I know it may be a bit funny for a guy who is now growing and selling roses, but I’ve always viewed the dedicated rose garden with some suspicion. Raised beds – geometric shapes – formality – bedding roses… lots and lots of bedding roses, with their bare canes angling out unattractively from a bare tarmac of landscape mulch – it’s what I’ve seen in dedicated rose gardens before that runs counter to my gardening style.

Still. I. Must. Garden. And if I’m going to grow primarily roses in my greenhouses, I’ll need to have a place to show some of them off.

I started by looking at some pictures and taking out some books from the library. I tried to keep an open mind about what kind of rose garden would show the plants off most effectively. Unexpectedly, at least to me, I decided on something a bit formal for the bed layout.

It’s a fairly large circular bed with lawn on the inside and outside. Lisa and I re-purposed six boxwood shrubs that we found in an overgrown part of the yard. We planted them in the center of the inner lawn, around what will likely be the most expensive plant in the garden, a red horse chestnut tree(Aesculus x. carena ‘Briotti’) that we picked up at Cannor.

We put in arbors on either end of the garden (I know, I know – there’s no “end” on a circle – but that didn’t really stop us). We put in some plastic edging to stop the lawn from creeping in, dumped a pile of yard waste down to smother the grass.

Here, have a look:

Big doughnut rose garden

 

 

The neighbor’s field of blueberries is that bright red in the background. Sort of steals the show this time of year.

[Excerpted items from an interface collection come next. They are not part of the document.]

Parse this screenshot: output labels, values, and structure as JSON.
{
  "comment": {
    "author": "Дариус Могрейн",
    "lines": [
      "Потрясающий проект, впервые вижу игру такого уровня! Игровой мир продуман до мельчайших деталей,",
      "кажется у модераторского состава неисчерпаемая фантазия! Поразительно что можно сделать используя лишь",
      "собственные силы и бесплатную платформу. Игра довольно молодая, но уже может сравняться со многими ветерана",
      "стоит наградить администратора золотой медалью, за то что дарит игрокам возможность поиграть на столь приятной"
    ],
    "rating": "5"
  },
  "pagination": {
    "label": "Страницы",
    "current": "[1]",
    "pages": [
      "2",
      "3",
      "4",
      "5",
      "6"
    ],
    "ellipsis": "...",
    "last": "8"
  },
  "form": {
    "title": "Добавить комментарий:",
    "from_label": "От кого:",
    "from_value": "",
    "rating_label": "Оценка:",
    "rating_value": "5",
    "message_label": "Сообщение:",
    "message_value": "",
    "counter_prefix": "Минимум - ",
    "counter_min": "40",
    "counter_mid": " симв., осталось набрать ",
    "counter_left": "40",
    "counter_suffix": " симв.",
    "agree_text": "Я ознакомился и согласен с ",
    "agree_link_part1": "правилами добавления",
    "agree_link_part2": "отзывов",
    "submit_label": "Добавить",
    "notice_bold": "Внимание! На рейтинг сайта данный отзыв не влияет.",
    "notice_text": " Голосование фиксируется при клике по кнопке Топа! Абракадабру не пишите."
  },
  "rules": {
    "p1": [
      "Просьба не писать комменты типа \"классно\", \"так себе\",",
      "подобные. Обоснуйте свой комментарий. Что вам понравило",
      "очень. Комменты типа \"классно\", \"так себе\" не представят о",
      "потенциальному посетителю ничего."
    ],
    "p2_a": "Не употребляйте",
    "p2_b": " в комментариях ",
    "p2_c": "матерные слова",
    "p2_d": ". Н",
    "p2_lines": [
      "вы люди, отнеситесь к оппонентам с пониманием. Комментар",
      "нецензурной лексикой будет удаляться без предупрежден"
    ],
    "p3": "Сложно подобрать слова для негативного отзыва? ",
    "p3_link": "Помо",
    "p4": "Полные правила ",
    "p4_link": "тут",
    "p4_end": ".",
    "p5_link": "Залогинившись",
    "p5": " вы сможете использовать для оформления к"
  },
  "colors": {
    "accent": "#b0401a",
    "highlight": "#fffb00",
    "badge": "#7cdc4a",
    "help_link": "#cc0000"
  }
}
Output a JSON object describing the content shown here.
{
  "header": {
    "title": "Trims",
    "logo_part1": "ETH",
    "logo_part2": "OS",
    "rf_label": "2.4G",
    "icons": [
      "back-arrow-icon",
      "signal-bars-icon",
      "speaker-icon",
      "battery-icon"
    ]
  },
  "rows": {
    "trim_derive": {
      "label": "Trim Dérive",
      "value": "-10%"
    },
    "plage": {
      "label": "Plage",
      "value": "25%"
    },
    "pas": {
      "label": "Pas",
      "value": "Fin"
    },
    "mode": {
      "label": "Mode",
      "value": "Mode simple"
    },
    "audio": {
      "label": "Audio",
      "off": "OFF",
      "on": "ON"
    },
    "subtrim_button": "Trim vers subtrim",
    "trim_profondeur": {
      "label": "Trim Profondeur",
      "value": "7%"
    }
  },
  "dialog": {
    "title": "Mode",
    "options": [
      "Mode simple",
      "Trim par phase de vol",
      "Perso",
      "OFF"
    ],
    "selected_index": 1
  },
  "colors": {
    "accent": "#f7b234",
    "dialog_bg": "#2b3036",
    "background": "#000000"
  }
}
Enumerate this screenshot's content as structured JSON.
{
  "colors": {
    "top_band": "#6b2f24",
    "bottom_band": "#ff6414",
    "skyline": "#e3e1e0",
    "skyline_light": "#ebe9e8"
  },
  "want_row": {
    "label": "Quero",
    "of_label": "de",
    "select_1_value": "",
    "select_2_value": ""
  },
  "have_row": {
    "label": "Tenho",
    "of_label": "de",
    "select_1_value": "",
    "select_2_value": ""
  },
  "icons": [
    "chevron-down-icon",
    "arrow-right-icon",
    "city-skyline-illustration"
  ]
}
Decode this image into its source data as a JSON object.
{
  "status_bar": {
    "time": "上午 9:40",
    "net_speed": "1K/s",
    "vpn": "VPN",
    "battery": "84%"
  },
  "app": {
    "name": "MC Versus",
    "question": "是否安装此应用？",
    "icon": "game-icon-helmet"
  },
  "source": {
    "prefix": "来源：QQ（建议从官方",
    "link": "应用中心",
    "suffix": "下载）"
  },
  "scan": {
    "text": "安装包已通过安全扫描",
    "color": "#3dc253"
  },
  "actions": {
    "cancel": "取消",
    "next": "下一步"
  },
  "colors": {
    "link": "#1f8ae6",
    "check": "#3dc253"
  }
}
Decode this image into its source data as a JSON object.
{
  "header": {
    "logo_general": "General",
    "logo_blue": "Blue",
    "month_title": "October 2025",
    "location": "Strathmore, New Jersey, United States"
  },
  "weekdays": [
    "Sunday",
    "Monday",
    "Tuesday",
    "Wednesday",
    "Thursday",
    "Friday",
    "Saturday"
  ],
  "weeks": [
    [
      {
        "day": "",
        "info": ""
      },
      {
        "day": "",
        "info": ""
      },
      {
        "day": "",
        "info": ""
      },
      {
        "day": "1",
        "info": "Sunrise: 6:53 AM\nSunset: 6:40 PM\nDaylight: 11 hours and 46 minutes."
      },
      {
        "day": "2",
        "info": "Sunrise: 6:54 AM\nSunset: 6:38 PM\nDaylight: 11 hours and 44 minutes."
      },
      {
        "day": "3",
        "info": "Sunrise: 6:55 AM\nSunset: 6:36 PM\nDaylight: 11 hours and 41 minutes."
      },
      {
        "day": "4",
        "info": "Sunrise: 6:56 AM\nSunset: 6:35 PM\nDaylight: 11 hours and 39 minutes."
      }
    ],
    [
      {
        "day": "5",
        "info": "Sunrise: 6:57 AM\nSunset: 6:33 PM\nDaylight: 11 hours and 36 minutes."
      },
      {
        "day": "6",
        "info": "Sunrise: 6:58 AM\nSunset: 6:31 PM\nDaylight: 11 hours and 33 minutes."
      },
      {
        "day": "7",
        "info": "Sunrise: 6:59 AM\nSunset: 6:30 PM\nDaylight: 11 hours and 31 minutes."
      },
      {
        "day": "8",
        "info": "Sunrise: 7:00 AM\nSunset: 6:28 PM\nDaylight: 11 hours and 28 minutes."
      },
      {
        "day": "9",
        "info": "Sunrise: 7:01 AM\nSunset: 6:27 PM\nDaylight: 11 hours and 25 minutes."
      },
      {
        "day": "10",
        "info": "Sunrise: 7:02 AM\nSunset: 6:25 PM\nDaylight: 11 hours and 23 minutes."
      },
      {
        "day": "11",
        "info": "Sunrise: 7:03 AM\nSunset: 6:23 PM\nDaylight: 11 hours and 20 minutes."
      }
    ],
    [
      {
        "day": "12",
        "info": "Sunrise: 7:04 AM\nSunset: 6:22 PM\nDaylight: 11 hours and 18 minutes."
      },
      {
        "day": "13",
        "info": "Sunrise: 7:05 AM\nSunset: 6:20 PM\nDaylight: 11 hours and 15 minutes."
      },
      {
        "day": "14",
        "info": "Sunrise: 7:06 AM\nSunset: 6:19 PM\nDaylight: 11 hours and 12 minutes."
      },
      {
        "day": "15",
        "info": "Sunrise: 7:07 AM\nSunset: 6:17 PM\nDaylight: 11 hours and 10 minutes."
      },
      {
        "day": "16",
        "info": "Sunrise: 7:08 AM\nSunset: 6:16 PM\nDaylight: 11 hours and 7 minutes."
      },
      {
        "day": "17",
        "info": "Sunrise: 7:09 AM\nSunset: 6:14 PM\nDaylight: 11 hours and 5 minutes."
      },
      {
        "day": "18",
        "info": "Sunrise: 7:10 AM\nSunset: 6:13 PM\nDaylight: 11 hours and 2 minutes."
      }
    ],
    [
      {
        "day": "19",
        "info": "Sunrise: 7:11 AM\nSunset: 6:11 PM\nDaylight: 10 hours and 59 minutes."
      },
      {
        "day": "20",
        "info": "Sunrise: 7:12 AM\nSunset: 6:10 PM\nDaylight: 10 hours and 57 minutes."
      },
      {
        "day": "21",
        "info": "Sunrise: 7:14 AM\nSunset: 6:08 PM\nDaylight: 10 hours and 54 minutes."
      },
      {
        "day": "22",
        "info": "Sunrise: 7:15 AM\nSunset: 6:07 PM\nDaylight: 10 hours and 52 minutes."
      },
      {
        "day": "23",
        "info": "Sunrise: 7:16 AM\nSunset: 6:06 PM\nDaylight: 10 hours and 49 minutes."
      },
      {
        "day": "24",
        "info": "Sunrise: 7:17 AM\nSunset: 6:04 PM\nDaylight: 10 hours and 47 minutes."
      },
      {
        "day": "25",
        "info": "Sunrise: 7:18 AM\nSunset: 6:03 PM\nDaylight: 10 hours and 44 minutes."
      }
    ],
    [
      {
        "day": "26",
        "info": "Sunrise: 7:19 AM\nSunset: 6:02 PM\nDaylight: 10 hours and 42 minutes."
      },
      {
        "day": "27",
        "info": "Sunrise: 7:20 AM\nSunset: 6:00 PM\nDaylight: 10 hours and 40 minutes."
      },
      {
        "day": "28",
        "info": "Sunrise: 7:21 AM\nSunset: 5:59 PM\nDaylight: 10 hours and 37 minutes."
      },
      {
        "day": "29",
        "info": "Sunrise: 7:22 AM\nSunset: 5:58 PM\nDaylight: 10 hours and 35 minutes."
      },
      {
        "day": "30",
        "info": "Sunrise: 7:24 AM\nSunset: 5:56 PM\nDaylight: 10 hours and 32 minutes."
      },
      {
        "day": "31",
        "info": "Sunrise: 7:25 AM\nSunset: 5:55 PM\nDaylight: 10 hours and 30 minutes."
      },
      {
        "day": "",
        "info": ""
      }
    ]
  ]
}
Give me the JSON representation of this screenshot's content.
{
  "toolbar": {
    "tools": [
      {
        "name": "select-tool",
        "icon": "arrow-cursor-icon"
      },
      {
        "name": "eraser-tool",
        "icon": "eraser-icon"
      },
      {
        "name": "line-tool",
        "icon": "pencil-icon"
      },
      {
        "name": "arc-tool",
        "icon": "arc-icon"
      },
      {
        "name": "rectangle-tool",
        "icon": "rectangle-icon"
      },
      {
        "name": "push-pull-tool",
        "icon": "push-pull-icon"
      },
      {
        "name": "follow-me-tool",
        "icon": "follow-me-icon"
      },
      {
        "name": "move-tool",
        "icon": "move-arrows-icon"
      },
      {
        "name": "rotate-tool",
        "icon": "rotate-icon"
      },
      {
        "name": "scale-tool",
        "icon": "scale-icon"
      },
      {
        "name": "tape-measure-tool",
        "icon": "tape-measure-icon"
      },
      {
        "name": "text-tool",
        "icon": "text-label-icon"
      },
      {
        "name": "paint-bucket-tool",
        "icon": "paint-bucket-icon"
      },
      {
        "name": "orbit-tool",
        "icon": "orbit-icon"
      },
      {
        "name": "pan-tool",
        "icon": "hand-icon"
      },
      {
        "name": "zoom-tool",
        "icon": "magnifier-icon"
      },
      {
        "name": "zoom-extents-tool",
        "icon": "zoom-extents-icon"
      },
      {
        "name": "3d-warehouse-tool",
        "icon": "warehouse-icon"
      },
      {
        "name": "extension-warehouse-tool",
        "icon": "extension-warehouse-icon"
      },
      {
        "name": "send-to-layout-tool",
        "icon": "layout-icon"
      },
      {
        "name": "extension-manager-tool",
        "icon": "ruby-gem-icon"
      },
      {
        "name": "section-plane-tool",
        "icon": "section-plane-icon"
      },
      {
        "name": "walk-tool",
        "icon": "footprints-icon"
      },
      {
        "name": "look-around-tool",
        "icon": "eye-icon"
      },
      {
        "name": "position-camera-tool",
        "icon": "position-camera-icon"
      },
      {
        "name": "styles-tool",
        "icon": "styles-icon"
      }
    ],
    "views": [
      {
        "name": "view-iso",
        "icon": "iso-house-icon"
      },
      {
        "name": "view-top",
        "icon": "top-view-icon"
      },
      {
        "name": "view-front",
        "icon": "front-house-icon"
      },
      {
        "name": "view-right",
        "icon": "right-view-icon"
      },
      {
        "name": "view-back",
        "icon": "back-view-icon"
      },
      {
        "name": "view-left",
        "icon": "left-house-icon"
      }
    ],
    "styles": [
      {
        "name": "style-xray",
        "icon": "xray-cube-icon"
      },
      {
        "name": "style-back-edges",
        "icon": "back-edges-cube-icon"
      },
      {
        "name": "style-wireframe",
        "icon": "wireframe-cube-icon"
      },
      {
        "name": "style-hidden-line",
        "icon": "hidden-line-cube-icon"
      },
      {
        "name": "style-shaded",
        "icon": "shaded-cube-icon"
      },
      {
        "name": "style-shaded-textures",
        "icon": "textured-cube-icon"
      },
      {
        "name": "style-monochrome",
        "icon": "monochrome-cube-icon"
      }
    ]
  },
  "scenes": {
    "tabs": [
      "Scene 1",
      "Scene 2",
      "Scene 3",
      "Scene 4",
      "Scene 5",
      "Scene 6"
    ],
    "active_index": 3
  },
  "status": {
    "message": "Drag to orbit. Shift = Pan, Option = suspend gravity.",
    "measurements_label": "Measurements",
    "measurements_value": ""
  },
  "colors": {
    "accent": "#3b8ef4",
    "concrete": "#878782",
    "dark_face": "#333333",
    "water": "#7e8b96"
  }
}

I dug in the obligatory climbing rose for the sides of each arbor. ‘City of York’ and ‘Amadis’ for the front, ‘Polka’ and ‘Souvenir de Docteur Jamain’ at the back. That leaves plenty of space to fill in the big empty semi-circles that connect them.

Aside from the geometric layout, I’ve decided to play it pretty casual for this garden. I immediately planted a couple of Buddleia x. weyeriana shrubs on either side of the front arch, and a couple of Leycesteria formosa to frame the back arch. I have to admit to being quite eager to get some non-rose plantings in the ground, as if a delay might jeopardize my resolve to mix the roses with other shrubs, perennials and herbs. Rather than a dedicated roses garden, my current plan is to make it a mixed border that will happen to feature a large number of roses.

I recently visited the rose garden at Fraser River Heritage park in nearby Mission. Not a bad little garden, but a chuckled a bit when I saw the sign asking visitors not to touch the roses. Frick. You may as well go to a gallery to see still-life paintings. If the garden is any kind of an art form, the advantages of the medium include its changing nature, imperfection, and interactivity. You should touch the roses, hopefully not in the pokey places. You should smell them too. If anyone reading this site is ever moved to visit my rose garden (hopefully after a season or two, when I’ve filled it up a bit) I may insist that you pluck a rose or two for yourself. That’s the beauty of working with a living medium… if your interaction should change it, that’s expected. More roses will grow. It’s what they do!